YOUR OBJECTIVE
What do the entries below say? Restate them word for word.

☆ ☆ ☆ ☆ ☆ ☆ ☆

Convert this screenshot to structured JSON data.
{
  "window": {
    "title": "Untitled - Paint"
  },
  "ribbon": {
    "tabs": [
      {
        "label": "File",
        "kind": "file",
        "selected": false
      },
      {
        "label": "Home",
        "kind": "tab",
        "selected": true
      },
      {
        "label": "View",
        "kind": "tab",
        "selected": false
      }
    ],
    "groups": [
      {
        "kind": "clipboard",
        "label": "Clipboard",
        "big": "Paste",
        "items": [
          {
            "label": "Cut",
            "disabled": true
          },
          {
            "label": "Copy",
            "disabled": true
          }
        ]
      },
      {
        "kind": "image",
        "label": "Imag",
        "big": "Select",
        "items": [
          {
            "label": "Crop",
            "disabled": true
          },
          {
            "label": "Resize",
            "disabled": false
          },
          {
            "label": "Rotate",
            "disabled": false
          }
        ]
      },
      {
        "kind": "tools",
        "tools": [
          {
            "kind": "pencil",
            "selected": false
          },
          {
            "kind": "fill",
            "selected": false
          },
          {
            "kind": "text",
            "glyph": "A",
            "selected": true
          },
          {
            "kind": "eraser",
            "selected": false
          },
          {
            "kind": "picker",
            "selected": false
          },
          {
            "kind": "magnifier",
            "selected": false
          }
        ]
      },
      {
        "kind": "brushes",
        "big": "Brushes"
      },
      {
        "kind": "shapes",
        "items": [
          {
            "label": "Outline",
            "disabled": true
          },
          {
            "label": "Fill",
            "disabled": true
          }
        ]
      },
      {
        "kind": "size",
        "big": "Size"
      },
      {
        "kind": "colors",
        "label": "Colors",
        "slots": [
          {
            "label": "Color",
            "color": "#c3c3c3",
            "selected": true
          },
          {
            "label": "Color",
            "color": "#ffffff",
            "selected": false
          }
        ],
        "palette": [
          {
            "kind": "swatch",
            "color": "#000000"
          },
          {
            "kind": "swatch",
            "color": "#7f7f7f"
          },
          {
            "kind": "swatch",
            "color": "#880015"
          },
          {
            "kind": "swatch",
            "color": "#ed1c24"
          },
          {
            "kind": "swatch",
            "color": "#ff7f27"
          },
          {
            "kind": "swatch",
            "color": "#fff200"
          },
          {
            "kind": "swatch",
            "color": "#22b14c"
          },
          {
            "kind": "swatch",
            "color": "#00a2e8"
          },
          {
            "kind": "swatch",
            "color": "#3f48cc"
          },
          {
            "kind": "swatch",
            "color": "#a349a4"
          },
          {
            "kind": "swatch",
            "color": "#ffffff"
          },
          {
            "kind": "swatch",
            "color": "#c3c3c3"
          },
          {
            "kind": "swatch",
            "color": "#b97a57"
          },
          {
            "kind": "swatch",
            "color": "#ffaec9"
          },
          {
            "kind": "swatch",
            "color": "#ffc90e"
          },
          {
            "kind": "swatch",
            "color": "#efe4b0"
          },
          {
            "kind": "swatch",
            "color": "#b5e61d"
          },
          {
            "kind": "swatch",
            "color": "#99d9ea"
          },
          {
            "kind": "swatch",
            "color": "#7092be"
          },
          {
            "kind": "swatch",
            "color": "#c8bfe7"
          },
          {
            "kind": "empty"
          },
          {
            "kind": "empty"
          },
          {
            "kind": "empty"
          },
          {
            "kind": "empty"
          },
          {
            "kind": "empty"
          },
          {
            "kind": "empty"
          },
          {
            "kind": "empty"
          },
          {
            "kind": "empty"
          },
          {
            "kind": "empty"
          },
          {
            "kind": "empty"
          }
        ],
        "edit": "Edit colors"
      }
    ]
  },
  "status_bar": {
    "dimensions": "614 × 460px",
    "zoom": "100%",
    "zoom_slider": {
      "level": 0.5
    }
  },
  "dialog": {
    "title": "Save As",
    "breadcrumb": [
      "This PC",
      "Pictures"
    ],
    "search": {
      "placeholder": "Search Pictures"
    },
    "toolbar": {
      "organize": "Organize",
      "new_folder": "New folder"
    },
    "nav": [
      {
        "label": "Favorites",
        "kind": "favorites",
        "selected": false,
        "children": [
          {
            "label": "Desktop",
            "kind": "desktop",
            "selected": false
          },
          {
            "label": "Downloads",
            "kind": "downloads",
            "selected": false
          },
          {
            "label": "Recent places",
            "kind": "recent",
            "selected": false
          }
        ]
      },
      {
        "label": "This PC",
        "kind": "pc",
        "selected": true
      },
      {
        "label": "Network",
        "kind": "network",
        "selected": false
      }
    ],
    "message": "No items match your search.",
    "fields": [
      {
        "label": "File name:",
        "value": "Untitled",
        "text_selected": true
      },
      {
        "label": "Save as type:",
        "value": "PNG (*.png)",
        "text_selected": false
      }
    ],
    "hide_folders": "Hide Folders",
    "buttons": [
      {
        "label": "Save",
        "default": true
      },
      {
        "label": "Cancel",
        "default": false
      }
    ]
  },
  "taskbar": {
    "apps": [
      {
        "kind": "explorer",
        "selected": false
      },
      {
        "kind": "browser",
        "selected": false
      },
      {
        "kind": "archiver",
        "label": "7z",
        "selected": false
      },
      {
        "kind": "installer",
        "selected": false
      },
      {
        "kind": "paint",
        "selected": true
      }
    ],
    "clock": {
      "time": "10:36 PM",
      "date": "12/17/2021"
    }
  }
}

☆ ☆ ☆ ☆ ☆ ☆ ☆

REPLY
Convert this screenshot to structured JSON data.
{
  "window": {
    "title": "Untitled - Paint"
  },
  "ribbon": {
    "tabs": [
      {
        "label": "File",
        "kind": "file",
        "selected": false
      },
      {
        "label": "Home",
        "kind": "tab",
        "selected": true
      },
      {
        "label": "View",
        "kind": "tab",
        "selected": false
      }
    ],
    "groups": [
      {
        "kind": "clipboard",
        "label": "Clipboard",
        "big": "Paste",
        "items": [
          {
            "label": "Cut",
            "disabled": true
          },
          {
            "label": "Copy",
            "disabled": true
          }
        ]
      },
      {
        "kind": "image",
        "label": "Imag",
        "big": "Select",
        "items": [
          {
            "label": "Crop",
            "disabled": true
          },
          {
            "label": "Resize",
            "disabled": false
          },
          {
            "label": "Rotate",
            "disabled": false
          }
        ]
      },
      {
        "kind": "tools",
        "tools": [
          {
            "kind": "pencil",
            "selected": false
          },
          {
            "kind": "fill",
            "selected": false
          },
          {
            "kind": "text",
            "glyph": "A",
            "selected": true
          },
          {
            "kind": "eraser",
            "selected": false
          },
          {
            "kind": "picker",
            "selected": false
          },
          {
            "kind": "magnifier",
            "selected": false
          }
        ]
      },
      {
        "kind": "brushes",
        "big": "Brushes"
      },
      {
        "kind": "shapes",
        "items": [
          {
            "label": "Outline",
            "disabled": true
          },
          {
            "label": "Fill",
            "disabled": true
          }
        ]
      },
      {
        "kind": "size",
        "big": "Size"
      },
      {
        "kind": "colors",
        "label": "Colors",
        "slots": [
          {
            "label": "Color",
            "color": "#c3c3c3",
            "selected": true
          },
          {
            "label": "Color",
            "color": "#ffffff",
            "selected": false
          }
        ],
        "palette": [
          {
            "kind": "swatch",
            "color": "#000000"
          },
          {
            "kind": "swatch",
            "color": "#7f7f7f"
          },
          {
            "kind": "swatch",
            "color": "#880015"
          },
          {
            "kind": "swatch",
            "color": "#ed1c24"
          },
          {
            "kind": "swatch",
            "color": "#ff7f27"
          },
          {
            "kind": "swatch",
            "color": "#fff200"
          },
          {
            "kind": "swatch",
            "color": "#22b14c"
          },
          {
            "kind": "swatch",
            "color": "#00a2e8"
          },
          {
            "kind": "swatch",
            "color": "#3f48cc"
          },
          {
            "kind": "swatch",
            "color": "#a349a4"
          },
          {
            "kind": "swatch",
            "color": "#ffffff"
          },
          {
            "kind": "swatch",
            "color": "#c3c3c3"
          },
          {
            "kind": "swatch",
            "color": "#b97a57"
          },
          {
            "kind": "swatch",
            "color": "#ffaec9"
          },
          {
            "kind": "swatch",
            "color": "#ffc90e"
          },
          {
            "kind": "swatch",
            "color": "#efe4b0"
          },
          {
            "kind": "swatch",
            "color": "#b5e61d"
          },
          {
            "kind": "swatch",
            "color": "#99d9ea"
          },
          {
            "kind": "swatch",
            "color": "#7092be"
          },
          {
            "kind": "swatch",
            "color": "#c8bfe7"
          },
          {
            "kind": "empty"
          },
          {
            "kind": "empty"
          },
          {
            "kind": "empty"
          },
          {
            "kind": "empty"
          },
          {
            "kind": "empty"
          },
          {
            "kind": "empty"
          },
          {
            "kind": "empty"
          },
          {
            "kind": "empty"
          },
          {
            "kind": "empty"
          },
          {
            "kind": "empty"
          }
        ],
        "edit": "Edit colors"
      }
    ]
  },
  "status_bar": {
    "dimensions": "614 × 460px",
    "zoom": "100%",
    "zoom_slider": {
      "level": 0.5
    }
  },
  "dialog": {
    "title": "Save As",
    "breadcrumb": [
      "This PC",
      "Pictures"
    ],
    "search": {
      "placeholder": "Search Pictures"
    },
    "toolbar": {
      "organize": "Organize",
      "new_folder": "New folder"
    },
    "nav": [
      {
        "label": "Favorites",
        "kind": "favorites",
        "selected": false,
        "children": [
          {
            "label": "Desktop",
            "kind": "desktop",
            "selected": false
          },
          {
            "label": "Downloads",
            "kind": "downloads",
            "selected": false
          },
          {
            "label": "Recent places",
            "kind": "recent",
            "selected": false
          }
        ]
      },
      {
        "label": "This PC",
        "kind": "pc",
        "selected": true
      },
      {
        "label": "Network",
        "kind": "network",
        "selected": false
      }
    ],
    "message": "No items match your search.",
    "fields": [
      {
        "label": "File name:",
        "value": "Untitled",
        "text_selected": true
      },
      {
        "label": "Save as type:",
        "value": "PNG (*.png)",
        "text_selected": false
      }
    ],
    "hide_folders": "Hide Folders",
    "buttons": [
      {
        "label": "Save",
        "default": true
      },
      {
        "label": "Cancel",
        "default": false
      }
    ]
  },
  "taskbar": {
    "apps": [
      {
        "kind": "explorer",
        "selected": false
      },
      {
        "kind": "browser",
        "selected": false
      },
      {
        "kind": "archiver",
        "label": "7z",
        "selected": false
      },
      {
        "kind": "installer",
        "selected": false
      },
      {
        "kind": "paint",
        "selected": true
      }
    ],
    "clock": {
      "time": "10:36 PM",
      "date": "12/17/2021"
    }
  }
}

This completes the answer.